The six biggest publicly traded, new-vehicle megadealer groups report large gains in parts and service revenue for the fourth quarter and for full-year 2021.
“The demand is there,” CEO David Smith of Sonic Automotive says in a phone interview following a conference call to announce fourth-quarter earnings.
For all six retail groups combined, parts and service revenue was $10.9 billion for all of 2021, an increase of 14.3% vs. 2020. That’s on a same-store basis. For the quarter, service and parts revenue was $2.9 billion, up 12.6%, according to company reports.
Sonic, based in Charlotte, NC, reports fourth-quarter revenue for parts, service and collision repair for its franchised dealerships of $333.2 million on a same-store basis, an increase of 8.7% vs. the year-ago quarter. Revenues for all of 2021 were $1.3 billion, up 12.2%. That’s not counting Sonic’s EchoPark used-car-only locations.
Like its competitors, Sonic reports the increase in parts and service came primarily from customer-pay work. The recovery from the lows experienced in 2020 because of pandemic shutdowns continued to be slow for warranty work and for collision repair.
For franchised dealerships, Sonic says its same-store, customer-pay gross profit increased 18.3% in the fourth quarter, while warranty gross profit was down 13.6% vs. a year ago.
“That’s hard for us to control,” Smith says of warranty work.

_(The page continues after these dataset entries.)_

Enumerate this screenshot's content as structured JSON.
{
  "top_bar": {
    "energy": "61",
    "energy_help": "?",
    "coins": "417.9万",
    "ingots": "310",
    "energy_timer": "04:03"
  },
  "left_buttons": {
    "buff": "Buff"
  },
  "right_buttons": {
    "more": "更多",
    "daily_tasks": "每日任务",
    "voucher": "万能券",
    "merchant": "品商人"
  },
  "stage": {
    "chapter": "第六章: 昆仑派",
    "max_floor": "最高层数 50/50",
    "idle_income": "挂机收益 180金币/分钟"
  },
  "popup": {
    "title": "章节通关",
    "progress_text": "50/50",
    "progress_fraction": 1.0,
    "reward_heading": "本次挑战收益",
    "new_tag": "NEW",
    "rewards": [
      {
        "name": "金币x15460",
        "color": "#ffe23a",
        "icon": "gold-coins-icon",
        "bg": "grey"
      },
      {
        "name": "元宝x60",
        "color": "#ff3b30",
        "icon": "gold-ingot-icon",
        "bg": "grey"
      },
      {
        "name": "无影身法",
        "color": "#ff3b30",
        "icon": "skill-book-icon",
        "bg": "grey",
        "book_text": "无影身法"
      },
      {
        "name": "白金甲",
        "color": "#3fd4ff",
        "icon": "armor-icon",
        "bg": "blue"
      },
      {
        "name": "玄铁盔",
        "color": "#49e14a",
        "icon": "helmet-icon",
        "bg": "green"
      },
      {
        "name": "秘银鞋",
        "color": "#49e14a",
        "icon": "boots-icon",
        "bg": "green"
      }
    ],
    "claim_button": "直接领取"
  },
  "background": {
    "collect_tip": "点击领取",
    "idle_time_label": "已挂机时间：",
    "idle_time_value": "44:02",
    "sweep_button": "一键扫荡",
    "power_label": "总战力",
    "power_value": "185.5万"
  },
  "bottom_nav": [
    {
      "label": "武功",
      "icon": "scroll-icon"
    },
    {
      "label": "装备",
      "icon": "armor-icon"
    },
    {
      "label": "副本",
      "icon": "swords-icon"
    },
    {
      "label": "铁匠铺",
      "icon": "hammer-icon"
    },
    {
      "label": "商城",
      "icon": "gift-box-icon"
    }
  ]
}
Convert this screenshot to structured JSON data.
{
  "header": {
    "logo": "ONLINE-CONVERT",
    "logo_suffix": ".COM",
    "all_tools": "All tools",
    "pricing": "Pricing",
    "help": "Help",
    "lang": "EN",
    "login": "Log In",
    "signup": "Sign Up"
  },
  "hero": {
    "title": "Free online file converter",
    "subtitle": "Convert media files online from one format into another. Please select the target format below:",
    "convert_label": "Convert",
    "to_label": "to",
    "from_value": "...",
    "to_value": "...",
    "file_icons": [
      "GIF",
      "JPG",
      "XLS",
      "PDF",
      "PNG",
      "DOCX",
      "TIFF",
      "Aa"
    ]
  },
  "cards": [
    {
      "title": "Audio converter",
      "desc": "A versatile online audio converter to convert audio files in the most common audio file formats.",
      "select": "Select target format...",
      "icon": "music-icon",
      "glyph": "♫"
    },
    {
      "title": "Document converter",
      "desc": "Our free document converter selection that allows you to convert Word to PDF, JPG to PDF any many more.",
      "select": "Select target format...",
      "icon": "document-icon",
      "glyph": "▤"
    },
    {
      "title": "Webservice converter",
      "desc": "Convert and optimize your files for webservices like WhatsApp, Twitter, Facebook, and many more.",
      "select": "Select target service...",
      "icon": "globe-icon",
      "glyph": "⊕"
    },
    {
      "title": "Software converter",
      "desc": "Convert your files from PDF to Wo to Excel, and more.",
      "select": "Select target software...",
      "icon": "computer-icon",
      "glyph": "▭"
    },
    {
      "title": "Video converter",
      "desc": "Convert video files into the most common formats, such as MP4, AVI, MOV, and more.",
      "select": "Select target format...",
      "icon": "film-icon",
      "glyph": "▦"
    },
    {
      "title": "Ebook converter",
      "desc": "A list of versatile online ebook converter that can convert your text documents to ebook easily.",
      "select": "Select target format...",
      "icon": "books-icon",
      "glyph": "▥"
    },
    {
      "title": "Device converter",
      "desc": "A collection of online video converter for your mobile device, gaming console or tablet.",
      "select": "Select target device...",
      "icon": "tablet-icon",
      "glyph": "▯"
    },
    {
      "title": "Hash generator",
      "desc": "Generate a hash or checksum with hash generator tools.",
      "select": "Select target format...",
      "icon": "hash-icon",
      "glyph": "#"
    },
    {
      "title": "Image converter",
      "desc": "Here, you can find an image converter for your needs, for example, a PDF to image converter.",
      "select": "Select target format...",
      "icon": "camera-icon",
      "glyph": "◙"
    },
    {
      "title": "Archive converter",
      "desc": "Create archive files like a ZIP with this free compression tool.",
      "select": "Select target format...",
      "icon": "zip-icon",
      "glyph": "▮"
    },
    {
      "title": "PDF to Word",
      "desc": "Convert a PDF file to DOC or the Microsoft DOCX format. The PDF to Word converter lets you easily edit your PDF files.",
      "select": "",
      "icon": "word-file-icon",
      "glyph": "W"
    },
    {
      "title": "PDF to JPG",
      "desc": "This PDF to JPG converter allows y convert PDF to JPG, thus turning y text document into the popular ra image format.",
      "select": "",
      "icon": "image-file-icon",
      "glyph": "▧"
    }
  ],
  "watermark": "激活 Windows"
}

Parts availability is part of the problem, he says.
Asbury Automotive of Duluth, GA, reports separately that while its parts and service revenue increased 13.3% in the quarter, within that number its customer-pay revenue rose 17% and its warranty revenue dropped 19%.
Dan Clara, senior vice president of operations, says in a conference call an increase in customers making their own service appointments online was a big contributor in the fourth quarter. “We achieved over 149,000 online service appointments, an all-time record and a 16% increase over the prior-year quarter,” he says.
Compared with other service customers, those who make online appointments have higher service retention, higher margins and report a better experience, Clara says.
Besides the lag in warranty work, retailers report an uptick in technicians calling in sick, which they attribute to the Omicron variant of the COVID-19 pandemic.
Due to “unplanned absenteeism,” AutoNation of Fort Lauderdale, FL, finds itself running behind on internal reconditioning work on used cars because it is devoting scarce technicians to customer-pay work, CEO Michael Manley says.
“One of the most precious resources we have is our technical labor,” he says.
Sonic Automotive’s Smith also reports an uptick in sick time.
“I think the biggest impact on fixed operations is the impact that COVID has had on fixed ops, from the technicians when they’ve been out sick,” he says. “That has been a challenge for us. Certainly, the work backs up because we don’t have enough people.”